If you take pride in your home, and you are looking for ways to spruce up your homestead, you may feel that it’s pointless making any big changes because of one very simple reason: the children! After all, our children are whirling dervishes of mess! And we only have to look at our kids’ bedrooms to see just how things can get out of hand in so little time. Decluttering a child’s room is one of those almighty tasks that isn’t just about tidying up, but it’s about the psychological bartering with your child to get them to throw anything out. So what can you do to ensure that your kids’ room gets decluttered, but it’s also done with minimal effort and stress?
Tackle The Tasks They Care Less About First
While they may be clinging onto a certain toy for dear life, they may not really care about their clothes. Did you really care about how you looked when you were really young? Keeping your children’s clothes organized is one of the less stressful tasks. And if you have no idea how to do this, the article Top Tips for Keeping Your Kids’ Clothes Organized can start you off. When you look at the kids’ room and consider that there will be dramas over certain toys, it’s far better to minimize your stress at the outset and get the task started by tackling these less important duties.
Work With Your Kids, Not Against Them
When you have toddlers, they want to participate in some way, and to make it an easier task for you, tasking them with a small duty gives them some ownership over the project. At the very least, even if they don’t keep the room tidy, they will know where everything goes. Working with your children can prove difficult, especially when it comes to those toys they love so much, but this means you have got to learn some form of compromise.
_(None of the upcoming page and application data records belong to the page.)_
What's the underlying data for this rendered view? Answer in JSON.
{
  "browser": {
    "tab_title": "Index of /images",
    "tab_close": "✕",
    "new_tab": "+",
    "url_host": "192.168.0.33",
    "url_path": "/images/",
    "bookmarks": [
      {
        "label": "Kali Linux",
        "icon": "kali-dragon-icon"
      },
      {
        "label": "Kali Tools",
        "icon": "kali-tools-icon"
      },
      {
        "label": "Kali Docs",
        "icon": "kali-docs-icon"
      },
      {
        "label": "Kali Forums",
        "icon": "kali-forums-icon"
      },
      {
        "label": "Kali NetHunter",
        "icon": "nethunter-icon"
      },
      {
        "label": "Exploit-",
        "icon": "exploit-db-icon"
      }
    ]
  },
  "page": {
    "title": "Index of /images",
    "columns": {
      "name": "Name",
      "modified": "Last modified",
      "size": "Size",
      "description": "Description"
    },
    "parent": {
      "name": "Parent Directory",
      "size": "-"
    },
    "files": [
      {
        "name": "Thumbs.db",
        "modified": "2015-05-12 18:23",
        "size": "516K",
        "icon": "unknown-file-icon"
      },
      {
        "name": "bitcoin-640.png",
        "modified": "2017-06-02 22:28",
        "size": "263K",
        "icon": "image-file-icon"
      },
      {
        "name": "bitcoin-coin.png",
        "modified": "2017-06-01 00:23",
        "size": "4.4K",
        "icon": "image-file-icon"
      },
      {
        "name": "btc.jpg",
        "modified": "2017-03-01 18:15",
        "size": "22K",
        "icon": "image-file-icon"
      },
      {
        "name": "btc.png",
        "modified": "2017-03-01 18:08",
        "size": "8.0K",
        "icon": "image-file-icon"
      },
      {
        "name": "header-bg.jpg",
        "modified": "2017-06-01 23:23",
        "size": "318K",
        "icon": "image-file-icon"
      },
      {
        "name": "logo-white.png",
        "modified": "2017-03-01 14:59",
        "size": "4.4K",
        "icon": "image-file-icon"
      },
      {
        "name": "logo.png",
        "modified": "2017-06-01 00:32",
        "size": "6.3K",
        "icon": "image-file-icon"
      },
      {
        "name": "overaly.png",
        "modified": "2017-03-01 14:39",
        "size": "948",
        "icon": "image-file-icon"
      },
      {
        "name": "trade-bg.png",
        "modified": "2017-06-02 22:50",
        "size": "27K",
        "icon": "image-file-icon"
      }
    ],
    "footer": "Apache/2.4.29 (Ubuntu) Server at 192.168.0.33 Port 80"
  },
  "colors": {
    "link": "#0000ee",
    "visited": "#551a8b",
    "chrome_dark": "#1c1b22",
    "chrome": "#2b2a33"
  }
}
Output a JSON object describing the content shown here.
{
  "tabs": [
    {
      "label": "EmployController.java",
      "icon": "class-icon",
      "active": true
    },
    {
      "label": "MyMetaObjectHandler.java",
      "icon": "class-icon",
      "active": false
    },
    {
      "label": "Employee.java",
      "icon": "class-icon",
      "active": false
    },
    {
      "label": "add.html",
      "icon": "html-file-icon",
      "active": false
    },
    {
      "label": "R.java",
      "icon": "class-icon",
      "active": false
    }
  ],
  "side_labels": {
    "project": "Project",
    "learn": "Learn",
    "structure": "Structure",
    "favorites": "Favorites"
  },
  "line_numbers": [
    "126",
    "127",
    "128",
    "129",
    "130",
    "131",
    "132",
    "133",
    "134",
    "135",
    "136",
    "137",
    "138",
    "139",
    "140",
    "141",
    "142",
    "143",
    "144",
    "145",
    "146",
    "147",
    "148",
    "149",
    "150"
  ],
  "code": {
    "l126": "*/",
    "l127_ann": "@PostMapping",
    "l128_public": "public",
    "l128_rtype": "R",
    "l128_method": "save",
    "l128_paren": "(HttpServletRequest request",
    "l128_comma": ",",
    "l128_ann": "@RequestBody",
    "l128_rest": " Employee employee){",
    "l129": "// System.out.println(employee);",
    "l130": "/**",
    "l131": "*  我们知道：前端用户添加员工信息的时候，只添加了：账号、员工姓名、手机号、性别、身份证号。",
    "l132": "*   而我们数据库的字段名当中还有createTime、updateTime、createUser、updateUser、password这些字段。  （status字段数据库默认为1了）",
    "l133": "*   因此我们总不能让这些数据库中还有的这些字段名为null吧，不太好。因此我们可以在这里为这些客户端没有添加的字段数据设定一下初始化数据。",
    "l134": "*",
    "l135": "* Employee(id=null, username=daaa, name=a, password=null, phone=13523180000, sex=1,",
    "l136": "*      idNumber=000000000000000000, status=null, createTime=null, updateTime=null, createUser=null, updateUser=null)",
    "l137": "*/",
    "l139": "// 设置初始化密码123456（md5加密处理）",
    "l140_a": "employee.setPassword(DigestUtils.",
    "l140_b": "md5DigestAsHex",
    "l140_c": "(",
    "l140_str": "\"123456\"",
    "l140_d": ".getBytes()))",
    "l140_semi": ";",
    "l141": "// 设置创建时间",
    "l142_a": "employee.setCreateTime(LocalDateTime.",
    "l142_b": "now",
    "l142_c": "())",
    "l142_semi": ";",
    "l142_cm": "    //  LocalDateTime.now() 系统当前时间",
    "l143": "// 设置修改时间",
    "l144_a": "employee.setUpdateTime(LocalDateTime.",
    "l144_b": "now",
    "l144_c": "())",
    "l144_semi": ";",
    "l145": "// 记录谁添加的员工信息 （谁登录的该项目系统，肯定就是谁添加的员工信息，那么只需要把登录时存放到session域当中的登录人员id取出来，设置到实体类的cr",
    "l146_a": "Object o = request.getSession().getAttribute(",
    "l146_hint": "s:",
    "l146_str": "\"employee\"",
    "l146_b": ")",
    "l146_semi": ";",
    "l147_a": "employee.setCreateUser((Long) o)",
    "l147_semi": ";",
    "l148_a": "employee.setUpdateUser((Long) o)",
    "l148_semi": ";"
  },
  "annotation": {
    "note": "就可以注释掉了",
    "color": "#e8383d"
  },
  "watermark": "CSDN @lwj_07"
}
This requires consistency, and not giving in at the first hurdle. But you can make it easier by reiterating why stuff “has a home.” As children are able to personify things a lot better than we do, talking about “giving an item a home” will start to put the point across. It’s about reframing the language rather than making it sound negative. Rather than saying “put that away,” saying “can we put it where it lives?” will tweak the expression somewhat.
Making It Fun
It is easier said than done, especially if you have older children, but when you want to get the room clean and tidy, involving them is one thing, and completely taking over the operation is another! You want to work with them, and this means that you turn it into a game. Giving them a task like putting toys in the toy box within a time limit can encourage them to work faster and make it fun. The trick is to avoid making it boring.
Perhaps in the run-up to Christmas, you are looking to do some decluttering so there is room for more toys, but as a child’s bedroom can be one of the messiest of spaces, it’s about having the right tactics in place.